“Don’t Panic”, reads the cover of The Hitchhiker’s Guide to the Galaxy. Embrace this message while humming along to the Journey of the Sorcerer by The Eagles. In a parallel universe “an utterly insignificant little blue-green planet whose ape-descended life forms are so amazingly primitive that they still think digital watches are a pretty neat idea. Another problem exists: most of the people living on it were unhappy for pretty much of the time.”
Author: English Literary Association DCAC
Sisyphus has finally neared the top. This is the end of one lifetime.
He has lost his ability to poetry about the struggle. Camus lied. The journey only fills a man’s heart but once.

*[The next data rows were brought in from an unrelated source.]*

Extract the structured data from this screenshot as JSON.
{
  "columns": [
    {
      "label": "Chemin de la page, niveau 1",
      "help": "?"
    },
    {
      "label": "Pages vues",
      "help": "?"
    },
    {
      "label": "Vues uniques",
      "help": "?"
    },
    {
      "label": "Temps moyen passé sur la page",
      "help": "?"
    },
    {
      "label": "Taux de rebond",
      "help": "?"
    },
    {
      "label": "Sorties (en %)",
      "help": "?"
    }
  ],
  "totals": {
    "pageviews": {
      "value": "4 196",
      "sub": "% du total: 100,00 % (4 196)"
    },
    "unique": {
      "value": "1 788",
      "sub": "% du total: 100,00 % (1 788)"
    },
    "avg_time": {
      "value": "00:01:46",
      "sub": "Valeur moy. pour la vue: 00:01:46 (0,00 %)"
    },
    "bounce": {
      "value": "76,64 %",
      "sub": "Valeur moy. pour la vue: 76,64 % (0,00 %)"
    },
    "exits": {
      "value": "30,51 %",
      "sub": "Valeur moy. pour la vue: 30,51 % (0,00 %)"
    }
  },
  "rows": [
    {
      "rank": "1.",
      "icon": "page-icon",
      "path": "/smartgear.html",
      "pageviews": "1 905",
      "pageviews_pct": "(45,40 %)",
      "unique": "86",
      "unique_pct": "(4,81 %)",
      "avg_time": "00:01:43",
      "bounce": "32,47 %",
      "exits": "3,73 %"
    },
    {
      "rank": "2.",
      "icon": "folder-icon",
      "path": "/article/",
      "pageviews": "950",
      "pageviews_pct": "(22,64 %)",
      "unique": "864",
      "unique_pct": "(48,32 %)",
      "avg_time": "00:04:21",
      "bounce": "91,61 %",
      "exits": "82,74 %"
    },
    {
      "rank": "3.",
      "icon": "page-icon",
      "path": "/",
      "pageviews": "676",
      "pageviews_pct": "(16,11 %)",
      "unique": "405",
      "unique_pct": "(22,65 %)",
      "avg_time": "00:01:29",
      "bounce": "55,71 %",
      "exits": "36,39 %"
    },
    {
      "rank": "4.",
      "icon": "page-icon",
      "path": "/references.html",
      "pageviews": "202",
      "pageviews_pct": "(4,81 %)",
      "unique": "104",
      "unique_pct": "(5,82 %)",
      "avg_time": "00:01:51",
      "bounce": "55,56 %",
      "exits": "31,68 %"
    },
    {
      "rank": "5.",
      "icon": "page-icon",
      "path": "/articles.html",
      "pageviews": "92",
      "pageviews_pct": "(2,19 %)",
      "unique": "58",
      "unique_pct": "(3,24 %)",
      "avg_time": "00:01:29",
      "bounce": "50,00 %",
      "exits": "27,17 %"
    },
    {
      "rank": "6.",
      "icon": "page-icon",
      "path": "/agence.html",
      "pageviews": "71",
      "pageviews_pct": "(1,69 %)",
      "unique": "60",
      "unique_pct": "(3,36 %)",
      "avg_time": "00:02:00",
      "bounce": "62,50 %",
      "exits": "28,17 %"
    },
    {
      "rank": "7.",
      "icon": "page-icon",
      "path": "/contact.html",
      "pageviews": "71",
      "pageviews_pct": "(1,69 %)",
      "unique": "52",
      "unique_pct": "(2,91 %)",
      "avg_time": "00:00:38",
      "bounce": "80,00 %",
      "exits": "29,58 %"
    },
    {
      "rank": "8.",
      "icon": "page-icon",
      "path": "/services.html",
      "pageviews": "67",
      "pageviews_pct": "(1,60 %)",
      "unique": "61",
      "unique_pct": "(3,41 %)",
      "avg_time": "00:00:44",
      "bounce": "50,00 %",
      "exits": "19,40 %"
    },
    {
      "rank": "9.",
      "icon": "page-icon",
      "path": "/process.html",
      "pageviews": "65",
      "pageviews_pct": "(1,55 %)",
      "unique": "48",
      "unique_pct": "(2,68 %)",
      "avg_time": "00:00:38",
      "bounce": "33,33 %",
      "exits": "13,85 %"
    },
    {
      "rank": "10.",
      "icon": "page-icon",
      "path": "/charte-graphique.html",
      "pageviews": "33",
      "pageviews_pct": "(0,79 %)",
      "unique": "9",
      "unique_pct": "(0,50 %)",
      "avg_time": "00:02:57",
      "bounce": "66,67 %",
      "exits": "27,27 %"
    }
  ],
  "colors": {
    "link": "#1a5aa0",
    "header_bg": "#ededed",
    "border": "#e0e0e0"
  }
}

Whatever he has ever desired is forever lost along the length of his nape. The mountain never was the longest distance.
He has the inability to pray.
“Every existent is born without reason, prolongs itself out of weakness and dies by chance.” – Jean-Paul Sartre.
Contrary to popular interpretation which has Frankenstein as merely a tale of a horrifying monster who provokes fear and causes harm, Mary Shelley, the author of the 1818 novel, had originally maintained the creature as a complex and multi-dimensional character.
Crippled by the burden of the womb, is a woman truly more limited than a man? Does the colour of ambition bloom on her and if that ambition does sprout, will it bud-like flowers slipping through cracks on washed-out walls or will she pile up as another man woman in the attic?